Wednesday, September 10, 2008
Am not sure I like this picture. I sort of do, but then again...
I have been asked how I met Karen. I'm not sure if I've written about this before but in any case, I like the story and it will make me smile (and probably cry too!) to relive it!
Phil and I got a home PC in the 90s and at that time I had no idea what I'd do with it apart from a bit of word processing. We spent a bit of time searching for the most outrageous porn we could find (that very soon got dull, especially for me!) but after that I couldn't think of much to do with it. We were on dial-up then and it wasn't cheap so idle web surfing for hours wasn't for me. I remembered how I'd had a few short-lived penfriends from foreign countries as a child and wondered if there were any sites that could match up people who wanted "email penfriends". I found a site called Cyberfriends that seemed ok. I posted my details and got TONS of replies! I made a point of replying to all letters. It soon became apparent that some people were not my cup of tea, some were downright weird but a few were great - normal friendly people who, like me, were curious about other people in other parts of the world. Through Cyberfriends I met Karen, as well as Jim in Las Vegas, Quiet Rage and the Blissful Artist and we have been good friends ever since.
I can still remember Karen's first email; we had so much in common and were reading the same book! I was fascinated by her life in rural Canada which was so different from my own. we emailed almost every day. Karen was a trained typist and I was (and am!) a one-finger, one thumb person, but we never ran out of things to say to one another. I confided in Karen, as she did in me, we helped each other through difficult times and we made each other laugh.
Karen was always busy doing tons of different things; the only thing that ever slowed her down were allergies in the summer that affected her breathing. She got shots for those. We talked often about me going to see her but my girls were small so it always "when they are older".
Very gradually, Karen's health deteriorated. She had tests but nothing was found. Doctors hinted that it was "all in her mind" and I remember her anger and frustration at this. Slowly she had to give up things she had always done and her life became more limited.
Eventually she got a diagnosis - primary pulmonary hypertension.
In some respects it was a relief to know what demon she faced but it's a scary disease and early detection would have made all the difference. Sadly it is very hard to diagnose as most doctors will never come across it. Nothing Karen had done had caused it; she was just unlucky. Her lungs were already badly damaged by the time her treatment started.
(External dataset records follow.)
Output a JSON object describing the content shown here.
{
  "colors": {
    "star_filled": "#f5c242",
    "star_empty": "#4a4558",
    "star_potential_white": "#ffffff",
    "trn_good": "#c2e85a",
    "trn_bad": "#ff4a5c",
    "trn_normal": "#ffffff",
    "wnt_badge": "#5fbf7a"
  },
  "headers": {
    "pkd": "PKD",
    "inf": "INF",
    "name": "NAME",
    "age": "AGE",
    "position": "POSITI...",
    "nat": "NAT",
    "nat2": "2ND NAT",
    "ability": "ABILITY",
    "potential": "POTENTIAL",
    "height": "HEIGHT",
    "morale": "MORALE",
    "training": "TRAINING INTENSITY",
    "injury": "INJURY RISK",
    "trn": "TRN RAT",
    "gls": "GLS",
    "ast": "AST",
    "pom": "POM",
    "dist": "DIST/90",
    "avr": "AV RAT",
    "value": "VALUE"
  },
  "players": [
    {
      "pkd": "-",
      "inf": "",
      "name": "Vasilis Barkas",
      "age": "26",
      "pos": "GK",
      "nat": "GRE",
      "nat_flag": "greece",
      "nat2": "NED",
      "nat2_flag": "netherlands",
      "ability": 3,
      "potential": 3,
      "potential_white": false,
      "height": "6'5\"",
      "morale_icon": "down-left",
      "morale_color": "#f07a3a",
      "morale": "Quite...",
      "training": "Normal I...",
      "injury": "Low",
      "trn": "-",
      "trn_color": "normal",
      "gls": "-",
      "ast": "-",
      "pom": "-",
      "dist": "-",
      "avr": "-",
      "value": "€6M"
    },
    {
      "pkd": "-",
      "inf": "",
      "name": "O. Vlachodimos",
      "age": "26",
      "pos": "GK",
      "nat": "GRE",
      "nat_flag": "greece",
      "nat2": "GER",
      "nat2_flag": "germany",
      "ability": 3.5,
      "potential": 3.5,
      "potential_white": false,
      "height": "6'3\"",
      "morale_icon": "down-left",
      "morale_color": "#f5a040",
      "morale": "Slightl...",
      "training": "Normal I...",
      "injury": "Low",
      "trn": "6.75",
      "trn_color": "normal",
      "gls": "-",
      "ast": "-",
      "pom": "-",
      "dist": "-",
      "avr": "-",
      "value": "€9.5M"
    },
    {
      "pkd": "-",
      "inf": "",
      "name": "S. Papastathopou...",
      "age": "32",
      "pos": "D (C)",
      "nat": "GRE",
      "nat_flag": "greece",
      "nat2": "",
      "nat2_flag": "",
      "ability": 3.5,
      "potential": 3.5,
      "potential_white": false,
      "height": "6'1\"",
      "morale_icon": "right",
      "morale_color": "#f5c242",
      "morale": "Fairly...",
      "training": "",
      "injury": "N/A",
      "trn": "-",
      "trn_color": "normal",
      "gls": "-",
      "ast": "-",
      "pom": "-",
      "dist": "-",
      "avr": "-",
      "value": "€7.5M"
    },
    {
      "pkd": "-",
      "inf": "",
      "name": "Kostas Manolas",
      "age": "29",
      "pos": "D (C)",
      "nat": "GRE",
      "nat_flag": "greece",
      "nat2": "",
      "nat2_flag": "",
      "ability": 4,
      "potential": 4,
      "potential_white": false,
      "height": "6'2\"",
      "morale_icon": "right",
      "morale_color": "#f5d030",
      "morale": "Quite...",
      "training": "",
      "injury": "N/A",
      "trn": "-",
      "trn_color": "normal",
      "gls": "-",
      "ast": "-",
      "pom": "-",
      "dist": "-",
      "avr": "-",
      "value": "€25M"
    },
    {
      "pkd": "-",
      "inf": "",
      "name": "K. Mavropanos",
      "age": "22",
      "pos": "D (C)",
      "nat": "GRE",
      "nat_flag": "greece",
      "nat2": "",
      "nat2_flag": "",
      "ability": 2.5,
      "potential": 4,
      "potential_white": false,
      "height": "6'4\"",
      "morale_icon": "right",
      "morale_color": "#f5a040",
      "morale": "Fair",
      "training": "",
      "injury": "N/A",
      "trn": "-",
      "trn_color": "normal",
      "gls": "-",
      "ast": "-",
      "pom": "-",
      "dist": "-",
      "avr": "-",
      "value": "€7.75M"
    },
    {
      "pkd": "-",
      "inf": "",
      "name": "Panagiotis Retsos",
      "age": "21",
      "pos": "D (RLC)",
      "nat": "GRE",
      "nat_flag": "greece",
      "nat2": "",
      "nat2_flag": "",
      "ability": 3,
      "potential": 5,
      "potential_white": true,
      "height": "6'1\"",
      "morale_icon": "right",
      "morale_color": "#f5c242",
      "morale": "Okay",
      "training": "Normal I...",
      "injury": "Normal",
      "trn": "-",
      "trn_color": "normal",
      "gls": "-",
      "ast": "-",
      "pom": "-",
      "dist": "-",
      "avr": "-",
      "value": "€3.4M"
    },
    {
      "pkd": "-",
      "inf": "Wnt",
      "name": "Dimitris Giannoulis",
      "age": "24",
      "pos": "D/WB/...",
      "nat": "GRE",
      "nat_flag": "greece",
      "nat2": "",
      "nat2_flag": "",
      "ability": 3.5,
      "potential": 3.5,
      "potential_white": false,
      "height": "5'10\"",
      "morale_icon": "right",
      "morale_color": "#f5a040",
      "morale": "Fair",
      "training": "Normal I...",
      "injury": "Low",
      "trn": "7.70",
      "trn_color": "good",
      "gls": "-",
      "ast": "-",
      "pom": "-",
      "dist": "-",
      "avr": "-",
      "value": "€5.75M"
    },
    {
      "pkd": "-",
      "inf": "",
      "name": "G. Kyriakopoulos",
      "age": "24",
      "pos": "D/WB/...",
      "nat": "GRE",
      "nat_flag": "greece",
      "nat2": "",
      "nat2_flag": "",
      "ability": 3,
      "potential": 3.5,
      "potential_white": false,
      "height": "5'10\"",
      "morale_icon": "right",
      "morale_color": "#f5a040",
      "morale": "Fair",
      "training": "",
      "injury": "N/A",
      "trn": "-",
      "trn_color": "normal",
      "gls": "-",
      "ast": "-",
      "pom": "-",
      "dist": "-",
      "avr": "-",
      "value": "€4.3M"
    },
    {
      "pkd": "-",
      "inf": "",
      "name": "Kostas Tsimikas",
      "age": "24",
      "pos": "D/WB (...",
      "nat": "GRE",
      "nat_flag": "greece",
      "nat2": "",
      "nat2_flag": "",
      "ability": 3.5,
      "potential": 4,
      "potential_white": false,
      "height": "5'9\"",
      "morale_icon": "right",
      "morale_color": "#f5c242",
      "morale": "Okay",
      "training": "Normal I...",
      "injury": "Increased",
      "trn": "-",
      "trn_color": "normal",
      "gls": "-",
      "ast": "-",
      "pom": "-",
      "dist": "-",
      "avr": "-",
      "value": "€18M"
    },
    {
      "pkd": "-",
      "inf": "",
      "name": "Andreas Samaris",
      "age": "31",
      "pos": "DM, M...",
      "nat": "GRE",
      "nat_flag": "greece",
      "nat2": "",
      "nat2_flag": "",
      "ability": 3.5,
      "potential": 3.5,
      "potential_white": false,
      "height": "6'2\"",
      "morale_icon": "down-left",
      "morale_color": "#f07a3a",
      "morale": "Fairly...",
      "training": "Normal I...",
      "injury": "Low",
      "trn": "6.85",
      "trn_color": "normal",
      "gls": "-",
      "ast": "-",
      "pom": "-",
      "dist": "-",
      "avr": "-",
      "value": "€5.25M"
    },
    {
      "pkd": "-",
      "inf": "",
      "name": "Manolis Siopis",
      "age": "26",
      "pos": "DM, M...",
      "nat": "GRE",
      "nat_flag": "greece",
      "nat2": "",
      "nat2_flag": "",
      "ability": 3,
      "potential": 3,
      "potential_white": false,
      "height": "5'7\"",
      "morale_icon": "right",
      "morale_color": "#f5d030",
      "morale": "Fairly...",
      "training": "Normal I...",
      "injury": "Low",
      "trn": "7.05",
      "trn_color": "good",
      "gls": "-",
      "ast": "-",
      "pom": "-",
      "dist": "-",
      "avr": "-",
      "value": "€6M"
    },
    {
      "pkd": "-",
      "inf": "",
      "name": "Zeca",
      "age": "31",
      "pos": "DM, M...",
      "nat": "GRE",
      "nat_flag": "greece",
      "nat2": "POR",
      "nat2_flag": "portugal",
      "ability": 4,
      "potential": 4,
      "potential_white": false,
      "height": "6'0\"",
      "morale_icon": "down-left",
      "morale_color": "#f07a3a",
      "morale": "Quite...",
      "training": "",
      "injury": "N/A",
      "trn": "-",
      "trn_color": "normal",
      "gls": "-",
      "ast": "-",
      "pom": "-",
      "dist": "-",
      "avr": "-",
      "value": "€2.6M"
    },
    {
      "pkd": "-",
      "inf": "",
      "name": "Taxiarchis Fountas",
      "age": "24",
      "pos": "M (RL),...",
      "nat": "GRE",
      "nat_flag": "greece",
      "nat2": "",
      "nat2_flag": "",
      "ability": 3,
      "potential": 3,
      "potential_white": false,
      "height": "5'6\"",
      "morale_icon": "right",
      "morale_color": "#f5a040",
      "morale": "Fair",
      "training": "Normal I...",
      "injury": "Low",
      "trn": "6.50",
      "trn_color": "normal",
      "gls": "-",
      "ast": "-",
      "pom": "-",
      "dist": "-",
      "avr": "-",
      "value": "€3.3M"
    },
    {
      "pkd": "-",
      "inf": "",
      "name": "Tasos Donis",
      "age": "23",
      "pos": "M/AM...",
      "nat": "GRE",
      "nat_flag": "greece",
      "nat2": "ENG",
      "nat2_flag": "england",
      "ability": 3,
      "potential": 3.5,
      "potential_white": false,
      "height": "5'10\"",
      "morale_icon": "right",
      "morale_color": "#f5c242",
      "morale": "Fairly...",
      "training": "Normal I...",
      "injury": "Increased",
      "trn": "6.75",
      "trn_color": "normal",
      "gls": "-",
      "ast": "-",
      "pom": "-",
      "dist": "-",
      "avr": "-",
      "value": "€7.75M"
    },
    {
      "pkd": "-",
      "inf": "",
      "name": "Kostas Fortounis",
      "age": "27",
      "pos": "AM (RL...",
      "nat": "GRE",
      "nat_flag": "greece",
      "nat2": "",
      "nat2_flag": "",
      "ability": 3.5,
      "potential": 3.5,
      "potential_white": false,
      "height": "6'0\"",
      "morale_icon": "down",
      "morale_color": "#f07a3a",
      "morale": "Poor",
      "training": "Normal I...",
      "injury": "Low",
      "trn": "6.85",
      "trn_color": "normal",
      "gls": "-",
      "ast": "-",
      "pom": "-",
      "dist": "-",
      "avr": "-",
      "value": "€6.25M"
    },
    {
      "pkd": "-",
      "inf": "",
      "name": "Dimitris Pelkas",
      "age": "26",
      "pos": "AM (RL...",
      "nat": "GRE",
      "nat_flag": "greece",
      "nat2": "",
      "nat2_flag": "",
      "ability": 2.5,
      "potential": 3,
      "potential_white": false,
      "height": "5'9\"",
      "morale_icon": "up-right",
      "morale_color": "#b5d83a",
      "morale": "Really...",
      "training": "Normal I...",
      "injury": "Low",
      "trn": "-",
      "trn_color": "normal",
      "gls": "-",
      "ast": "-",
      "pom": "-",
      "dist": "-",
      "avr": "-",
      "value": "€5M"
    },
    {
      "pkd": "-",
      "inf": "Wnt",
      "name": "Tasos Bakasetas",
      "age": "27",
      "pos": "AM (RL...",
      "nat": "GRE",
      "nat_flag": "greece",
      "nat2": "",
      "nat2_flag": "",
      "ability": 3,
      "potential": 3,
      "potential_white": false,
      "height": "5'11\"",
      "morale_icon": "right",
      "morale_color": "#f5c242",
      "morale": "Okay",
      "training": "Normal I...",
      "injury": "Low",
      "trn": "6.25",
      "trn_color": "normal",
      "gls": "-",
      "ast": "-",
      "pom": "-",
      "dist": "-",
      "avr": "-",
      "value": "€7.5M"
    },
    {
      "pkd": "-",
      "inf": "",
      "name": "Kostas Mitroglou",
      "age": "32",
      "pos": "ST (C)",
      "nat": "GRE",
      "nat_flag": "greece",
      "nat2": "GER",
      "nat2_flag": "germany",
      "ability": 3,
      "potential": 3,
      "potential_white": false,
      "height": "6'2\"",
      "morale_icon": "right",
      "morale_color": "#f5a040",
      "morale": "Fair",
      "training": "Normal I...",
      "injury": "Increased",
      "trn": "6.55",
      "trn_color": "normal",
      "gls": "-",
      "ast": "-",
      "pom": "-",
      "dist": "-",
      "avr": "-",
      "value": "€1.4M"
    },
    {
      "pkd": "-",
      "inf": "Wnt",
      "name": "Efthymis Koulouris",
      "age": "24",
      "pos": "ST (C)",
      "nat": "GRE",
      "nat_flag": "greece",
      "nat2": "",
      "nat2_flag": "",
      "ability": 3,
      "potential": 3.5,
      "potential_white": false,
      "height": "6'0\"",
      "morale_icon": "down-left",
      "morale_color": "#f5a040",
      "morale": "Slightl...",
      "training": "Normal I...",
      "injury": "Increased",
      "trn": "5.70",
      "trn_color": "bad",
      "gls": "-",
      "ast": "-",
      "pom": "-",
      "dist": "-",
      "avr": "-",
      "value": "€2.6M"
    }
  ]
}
As always, Karen was positive and cheery and determined to get well. Then one day at work, I checked my email and read one from Karen that stopped me in my tracks. She basically asked me if I could go to see her as she was unsure how long she had left. For Karen, who was the least dramatic of people to say that was a huge shock. I rang my boss, asked for some unpaid leave, rang Phil who told me I should go and he'd manage fine in my absence and then we booked my flights.
I'm the sort of person who gets lost in railway stations and the idea of flying to Canada was daunting to say the least. Especially as I had to change planes in Toronto for Edmonton where Karen would meet me. I was both excited and terrified.
I lost count of the number of people who told me I was insane to fly alone across the world to meet a "total stranger". I was told Karen might not be sick, she might not even be a woman! This was despite the fact our friendship was already about 7 years old by then!
When I reached Edmonton and saw Karen, it was like coming home! It was not like meeting a stranger; we just started chatting and laughing and acting like old friends. We had two amazing weeks, doing simple things like visiting family and friends, talking for hours, driving around her neighbourhood. I can't explain how natural it all was (just as it was when I met Quiet Rage for the first time!)
One of the things Karen and I shared was a relaxed approach to meals - we'd happily miss breakfast and have ice-cream for lunch and eat dinner whenever we felt like it! Karen introduced me to the joys of coffee at breakfast, Dairy Queen and "everything" bagels! I introduced her to a proper cup of English tea :)
When I left I gave Karen a gold charm I'd bought in a jewellers in Grande Prairie. It split in half and I had the other. My half said "we are together" and hers said "friends for ever". Mine went on my charm bracelet, hers on her necklace.
The drug treatment didn't work well and Karen eventually had a double lung transplant! This cured the PPH but she developed diabetes and the strong anti-rejection meds had lots of side-effects. I kept hoping to go back to see her but she was often in hospital. She was no longer strong enough for much emailing so we spoke on the phone instead.
I believe that some people are destined to be our friends and that I was meant to meet Karen. I'll always be so grateful for the Internet because of the great friendships it has brought into my life and for how it has made the world seem a smaller, friendlier place!